TASK ITEM:
Exactly as given, restate each record that follows.

DATA RECORDS:
────────────────
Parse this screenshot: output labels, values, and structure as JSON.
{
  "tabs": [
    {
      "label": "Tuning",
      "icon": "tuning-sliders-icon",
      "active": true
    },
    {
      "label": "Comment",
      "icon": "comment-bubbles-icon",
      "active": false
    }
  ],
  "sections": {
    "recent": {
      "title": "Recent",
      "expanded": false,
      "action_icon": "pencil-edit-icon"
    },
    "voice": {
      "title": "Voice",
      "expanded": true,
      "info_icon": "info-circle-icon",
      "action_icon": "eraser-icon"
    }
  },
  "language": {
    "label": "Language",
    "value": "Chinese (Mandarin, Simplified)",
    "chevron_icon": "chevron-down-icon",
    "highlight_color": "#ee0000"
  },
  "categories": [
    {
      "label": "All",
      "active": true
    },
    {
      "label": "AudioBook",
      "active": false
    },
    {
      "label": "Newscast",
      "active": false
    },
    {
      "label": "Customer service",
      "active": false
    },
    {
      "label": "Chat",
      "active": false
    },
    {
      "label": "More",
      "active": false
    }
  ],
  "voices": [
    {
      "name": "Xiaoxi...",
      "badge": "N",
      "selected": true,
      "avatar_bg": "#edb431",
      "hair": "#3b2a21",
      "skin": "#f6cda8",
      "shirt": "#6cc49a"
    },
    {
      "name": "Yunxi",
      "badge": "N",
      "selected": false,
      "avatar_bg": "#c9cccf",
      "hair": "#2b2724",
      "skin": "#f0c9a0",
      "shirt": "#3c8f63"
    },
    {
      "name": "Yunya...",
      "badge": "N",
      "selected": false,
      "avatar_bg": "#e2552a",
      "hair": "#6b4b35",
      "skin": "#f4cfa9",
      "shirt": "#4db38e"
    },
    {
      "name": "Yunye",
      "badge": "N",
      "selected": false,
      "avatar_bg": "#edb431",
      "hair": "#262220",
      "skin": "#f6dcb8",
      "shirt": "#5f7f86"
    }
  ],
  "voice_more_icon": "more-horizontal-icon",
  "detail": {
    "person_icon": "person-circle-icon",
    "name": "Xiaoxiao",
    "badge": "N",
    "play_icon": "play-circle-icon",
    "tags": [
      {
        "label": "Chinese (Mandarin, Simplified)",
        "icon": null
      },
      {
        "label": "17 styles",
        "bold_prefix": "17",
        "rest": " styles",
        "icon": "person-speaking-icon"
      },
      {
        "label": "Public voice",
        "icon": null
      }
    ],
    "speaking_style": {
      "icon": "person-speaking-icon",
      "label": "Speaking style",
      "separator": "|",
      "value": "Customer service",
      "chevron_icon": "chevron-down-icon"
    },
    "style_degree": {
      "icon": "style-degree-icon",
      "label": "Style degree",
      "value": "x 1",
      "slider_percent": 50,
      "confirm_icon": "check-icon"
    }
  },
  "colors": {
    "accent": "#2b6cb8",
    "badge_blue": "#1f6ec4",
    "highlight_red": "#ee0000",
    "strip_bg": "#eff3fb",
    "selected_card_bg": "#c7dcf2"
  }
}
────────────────
TASK RESPONSE:
Parse this screenshot: output labels, values, and structure as JSON.
{
  "tabs": [
    {
      "label": "Tuning",
      "icon": "tuning-sliders-icon",
      "active": true
    },
    {
      "label": "Comment",
      "icon": "comment-bubbles-icon",
      "active": false
    }
  ],
  "sections": {
    "recent": {
      "title": "Recent",
      "expanded": false,
      "action_icon": "pencil-edit-icon"
    },
    "voice": {
      "title": "Voice",
      "expanded": true,
      "info_icon": "info-circle-icon",
      "action_icon": "eraser-icon"
    }
  },
  "language": {
    "label": "Language",
    "value": "Chinese (Mandarin, Simplified)",
    "chevron_icon": "chevron-down-icon",
    "highlight_color": "#ee0000"
  },
  "categories": [
    {
      "label": "All",
      "active": true
    },
    {
      "label": "AudioBook",
      "active": false
    },
    {
      "label": "Newscast",
      "active": false
    },
    {
      "label": "Customer service",
      "active": false
    },
    {
      "label": "Chat",
      "active": false
    },
    {
      "label": "More",
      "active": false
    }
  ],
  "voices": [
    {
      "name": "Xiaoxi...",
      "badge": "N",
      "selected": true,
      "avatar_bg": "#edb431",
      "hair": "#3b2a21",
      "skin": "#f6cda8",
      "shirt": "#6cc49a"
    },
    {
      "name": "Yunxi",
      "badge": "N",
      "selected": false,
      "avatar_bg": "#c9cccf",
      "hair": "#2b2724",
      "skin": "#f0c9a0",
      "shirt": "#3c8f63"
    },
    {
      "name": "Yunya...",
      "badge": "N",
      "selected": false,
      "avatar_bg": "#e2552a",
      "hair": "#6b4b35",
      "skin": "#f4cfa9",
      "shirt": "#4db38e"
    },
    {
      "name": "Yunye",
      "badge": "N",
      "selected": false,
      "avatar_bg": "#edb431",
      "hair": "#262220",
      "skin": "#f6dcb8",
      "shirt": "#5f7f86"
    }
  ],
  "voice_more_icon": "more-horizontal-icon",
  "detail": {
    "person_icon": "person-circle-icon",
    "name": "Xiaoxiao",
    "badge": "N",
    "play_icon": "play-circle-icon",
    "tags": [
      {
        "label": "Chinese (Mandarin, Simplified)",
        "icon": null
      },
      {
        "label": "17 styles",
        "bold_prefix": "17",
        "rest": " styles",
        "icon": "person-speaking-icon"
      },
      {
        "label": "Public voice",
        "icon": null
      }
    ],
    "speaking_style": {
      "icon": "person-speaking-icon",
      "label": "Speaking style",
      "separator": "|",
      "value": "Customer service",
      "chevron_icon": "chevron-down-icon"
    },
    "style_degree": {
      "icon": "style-degree-icon",
      "label": "Style degree",
      "value": "x 1",
      "slider_percent": 50,
      "confirm_icon": "check-icon"
    }
  },
  "colors": {
    "accent": "#2b6cb8",
    "badge_blue": "#1f6ec4",
    "highlight_red": "#ee0000",
    "strip_bg": "#eff3fb",
    "selected_card_bg": "#c7dcf2"
  }
}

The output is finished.